    beauty contest between me and Judge Jones and it is a contest I do not think I can win if the judges
    
    vote on what a judge says and not because they have read the record. The writ er is not alone in
    
    deciding that the cumulative errors complained of deprived Derden of a fair trial, there are others in
    
    the judicial process that think likewise.

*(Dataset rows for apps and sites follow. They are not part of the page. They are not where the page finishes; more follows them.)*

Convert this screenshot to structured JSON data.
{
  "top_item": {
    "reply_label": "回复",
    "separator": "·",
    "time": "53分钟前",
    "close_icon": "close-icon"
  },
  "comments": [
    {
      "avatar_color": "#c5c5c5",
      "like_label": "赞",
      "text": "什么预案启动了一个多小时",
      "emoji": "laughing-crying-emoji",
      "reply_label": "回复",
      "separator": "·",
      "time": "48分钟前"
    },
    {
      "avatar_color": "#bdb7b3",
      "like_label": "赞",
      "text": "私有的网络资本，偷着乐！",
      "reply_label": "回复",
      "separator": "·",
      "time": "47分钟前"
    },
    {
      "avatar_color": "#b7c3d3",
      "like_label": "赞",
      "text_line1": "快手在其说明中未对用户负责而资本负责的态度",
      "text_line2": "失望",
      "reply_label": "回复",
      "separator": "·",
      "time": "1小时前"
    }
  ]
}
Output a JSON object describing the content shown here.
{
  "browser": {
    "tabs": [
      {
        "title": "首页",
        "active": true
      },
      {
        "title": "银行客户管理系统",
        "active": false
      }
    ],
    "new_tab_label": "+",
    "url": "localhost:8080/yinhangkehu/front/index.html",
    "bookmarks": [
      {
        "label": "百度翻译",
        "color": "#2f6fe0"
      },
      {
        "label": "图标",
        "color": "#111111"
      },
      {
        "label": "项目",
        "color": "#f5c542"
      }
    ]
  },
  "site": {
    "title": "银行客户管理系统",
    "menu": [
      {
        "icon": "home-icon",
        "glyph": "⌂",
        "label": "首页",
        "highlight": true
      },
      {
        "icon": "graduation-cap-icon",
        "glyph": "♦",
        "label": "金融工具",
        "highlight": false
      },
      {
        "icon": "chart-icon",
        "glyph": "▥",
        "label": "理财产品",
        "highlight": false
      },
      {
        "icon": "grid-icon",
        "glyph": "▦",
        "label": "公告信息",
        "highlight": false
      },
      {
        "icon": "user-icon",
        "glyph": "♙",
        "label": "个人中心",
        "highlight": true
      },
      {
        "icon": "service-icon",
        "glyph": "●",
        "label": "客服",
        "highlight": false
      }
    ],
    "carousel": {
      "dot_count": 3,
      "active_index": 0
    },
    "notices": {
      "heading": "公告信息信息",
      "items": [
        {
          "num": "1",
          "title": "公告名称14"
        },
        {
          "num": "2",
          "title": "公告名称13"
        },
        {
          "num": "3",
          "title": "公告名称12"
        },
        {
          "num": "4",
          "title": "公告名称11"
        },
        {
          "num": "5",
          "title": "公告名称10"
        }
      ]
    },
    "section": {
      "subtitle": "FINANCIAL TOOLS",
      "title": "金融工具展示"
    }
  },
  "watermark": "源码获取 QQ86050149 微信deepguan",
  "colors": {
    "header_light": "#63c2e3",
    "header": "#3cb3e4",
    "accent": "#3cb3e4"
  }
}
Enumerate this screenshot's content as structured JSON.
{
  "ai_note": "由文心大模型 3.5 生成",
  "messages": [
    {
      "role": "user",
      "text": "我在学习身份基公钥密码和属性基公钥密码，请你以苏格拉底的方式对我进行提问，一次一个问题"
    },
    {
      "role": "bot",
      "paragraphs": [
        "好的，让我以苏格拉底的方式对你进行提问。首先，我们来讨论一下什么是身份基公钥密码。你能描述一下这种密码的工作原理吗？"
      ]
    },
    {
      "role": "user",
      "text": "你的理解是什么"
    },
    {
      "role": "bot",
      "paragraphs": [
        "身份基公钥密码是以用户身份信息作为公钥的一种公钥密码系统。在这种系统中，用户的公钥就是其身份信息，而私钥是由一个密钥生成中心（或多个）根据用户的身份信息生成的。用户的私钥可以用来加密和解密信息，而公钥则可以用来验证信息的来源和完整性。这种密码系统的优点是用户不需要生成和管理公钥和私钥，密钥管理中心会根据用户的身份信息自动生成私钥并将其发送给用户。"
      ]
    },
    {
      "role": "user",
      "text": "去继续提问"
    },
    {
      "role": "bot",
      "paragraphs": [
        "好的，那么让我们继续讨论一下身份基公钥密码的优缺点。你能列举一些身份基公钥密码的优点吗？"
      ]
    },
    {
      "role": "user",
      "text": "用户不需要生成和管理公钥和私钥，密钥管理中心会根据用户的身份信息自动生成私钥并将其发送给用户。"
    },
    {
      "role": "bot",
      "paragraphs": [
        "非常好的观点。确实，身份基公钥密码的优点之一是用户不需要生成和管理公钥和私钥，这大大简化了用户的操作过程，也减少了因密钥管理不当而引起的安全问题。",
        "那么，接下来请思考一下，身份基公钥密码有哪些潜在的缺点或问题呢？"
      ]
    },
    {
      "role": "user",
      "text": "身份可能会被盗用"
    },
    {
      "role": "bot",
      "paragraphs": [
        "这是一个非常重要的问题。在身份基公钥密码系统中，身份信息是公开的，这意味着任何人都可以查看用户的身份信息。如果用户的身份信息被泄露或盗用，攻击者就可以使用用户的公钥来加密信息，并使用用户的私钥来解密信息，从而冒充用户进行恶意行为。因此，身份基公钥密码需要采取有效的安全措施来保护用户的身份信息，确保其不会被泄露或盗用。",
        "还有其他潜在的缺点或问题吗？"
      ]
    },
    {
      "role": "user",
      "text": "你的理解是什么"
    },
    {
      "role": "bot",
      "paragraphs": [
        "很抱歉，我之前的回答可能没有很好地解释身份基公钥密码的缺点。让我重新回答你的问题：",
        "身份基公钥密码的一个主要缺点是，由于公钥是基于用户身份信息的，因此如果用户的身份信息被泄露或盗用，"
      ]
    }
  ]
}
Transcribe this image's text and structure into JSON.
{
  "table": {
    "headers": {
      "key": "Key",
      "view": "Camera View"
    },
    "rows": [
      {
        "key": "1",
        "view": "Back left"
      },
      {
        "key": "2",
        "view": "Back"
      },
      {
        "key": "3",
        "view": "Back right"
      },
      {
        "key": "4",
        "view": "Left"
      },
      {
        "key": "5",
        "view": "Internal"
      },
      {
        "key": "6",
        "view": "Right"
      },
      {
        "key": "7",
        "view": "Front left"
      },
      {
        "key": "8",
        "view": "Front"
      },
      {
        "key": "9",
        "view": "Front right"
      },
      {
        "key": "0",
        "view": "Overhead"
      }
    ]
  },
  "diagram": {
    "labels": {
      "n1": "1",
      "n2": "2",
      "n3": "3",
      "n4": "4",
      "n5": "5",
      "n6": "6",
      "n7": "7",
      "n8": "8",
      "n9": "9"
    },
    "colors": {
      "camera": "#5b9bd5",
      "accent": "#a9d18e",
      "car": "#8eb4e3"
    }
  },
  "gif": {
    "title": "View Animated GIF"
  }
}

The writ should be granted and Derden given a new trial as
    
    was held by the original panel.
    
    
    
    
       1
        I begged my fellow judges on the Fifth Circuit to read the record, or at least the opinions of
    the magistrate and the district judge in this case because a decision of fairness is left up to the
    individual judge.